> Try it: Report every line from the following entries that contains the string "distance".

### Exercise inputs

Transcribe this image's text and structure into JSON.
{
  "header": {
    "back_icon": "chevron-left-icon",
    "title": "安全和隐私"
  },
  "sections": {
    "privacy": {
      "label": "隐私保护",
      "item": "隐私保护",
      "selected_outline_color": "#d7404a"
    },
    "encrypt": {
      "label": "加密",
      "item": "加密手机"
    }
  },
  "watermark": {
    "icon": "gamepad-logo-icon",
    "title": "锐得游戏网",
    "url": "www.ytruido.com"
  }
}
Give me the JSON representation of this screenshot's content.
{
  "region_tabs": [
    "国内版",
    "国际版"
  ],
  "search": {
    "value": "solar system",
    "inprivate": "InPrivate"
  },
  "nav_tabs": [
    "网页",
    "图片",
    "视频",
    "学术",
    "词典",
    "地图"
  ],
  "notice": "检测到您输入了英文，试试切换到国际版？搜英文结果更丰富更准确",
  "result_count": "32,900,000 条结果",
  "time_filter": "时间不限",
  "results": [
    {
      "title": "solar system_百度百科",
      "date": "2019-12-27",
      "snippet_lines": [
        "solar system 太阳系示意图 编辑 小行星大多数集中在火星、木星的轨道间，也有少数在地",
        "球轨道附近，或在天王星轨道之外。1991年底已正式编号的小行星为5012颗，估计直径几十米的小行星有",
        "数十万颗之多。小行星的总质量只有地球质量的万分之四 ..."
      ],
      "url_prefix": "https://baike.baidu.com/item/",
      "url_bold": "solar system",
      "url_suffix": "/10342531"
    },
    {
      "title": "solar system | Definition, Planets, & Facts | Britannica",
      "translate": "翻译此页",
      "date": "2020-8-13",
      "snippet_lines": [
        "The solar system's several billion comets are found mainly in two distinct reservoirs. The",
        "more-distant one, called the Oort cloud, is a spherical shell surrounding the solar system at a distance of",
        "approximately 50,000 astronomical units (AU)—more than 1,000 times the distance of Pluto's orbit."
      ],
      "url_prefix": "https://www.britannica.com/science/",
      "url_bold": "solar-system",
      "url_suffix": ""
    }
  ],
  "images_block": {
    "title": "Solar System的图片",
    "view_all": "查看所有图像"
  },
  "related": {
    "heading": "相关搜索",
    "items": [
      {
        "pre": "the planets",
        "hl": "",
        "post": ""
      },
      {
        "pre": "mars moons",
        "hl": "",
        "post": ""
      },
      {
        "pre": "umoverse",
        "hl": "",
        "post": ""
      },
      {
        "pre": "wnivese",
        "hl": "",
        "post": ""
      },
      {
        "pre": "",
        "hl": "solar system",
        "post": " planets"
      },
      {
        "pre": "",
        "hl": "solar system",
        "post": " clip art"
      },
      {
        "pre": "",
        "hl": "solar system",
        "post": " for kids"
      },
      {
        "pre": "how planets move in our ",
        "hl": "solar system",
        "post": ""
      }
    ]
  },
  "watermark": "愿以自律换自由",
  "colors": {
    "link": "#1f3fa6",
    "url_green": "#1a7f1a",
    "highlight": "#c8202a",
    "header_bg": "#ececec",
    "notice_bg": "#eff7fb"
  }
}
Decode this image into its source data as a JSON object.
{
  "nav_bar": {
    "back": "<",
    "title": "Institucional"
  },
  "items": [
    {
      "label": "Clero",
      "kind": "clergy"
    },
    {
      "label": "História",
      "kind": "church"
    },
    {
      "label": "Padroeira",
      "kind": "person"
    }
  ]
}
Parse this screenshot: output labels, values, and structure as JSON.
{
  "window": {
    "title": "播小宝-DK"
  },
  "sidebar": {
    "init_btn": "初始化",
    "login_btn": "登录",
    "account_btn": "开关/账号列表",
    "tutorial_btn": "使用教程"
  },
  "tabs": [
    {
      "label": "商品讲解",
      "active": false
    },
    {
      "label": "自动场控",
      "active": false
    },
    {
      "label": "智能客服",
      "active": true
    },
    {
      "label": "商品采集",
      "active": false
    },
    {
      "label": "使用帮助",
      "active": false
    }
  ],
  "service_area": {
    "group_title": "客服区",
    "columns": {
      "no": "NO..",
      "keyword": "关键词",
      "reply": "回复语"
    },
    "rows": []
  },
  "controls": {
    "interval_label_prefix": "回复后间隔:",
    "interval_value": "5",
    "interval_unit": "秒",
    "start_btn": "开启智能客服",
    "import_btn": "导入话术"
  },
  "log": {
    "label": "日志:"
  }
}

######

> Expected answer:
        "more-distant one, called the Oort cloud, is a spherical shell surrounding the solar system at a distance of",
        "approximately 50,000 astronomical units (AU)—more than 1,000 times the distance of Pluto's orbit."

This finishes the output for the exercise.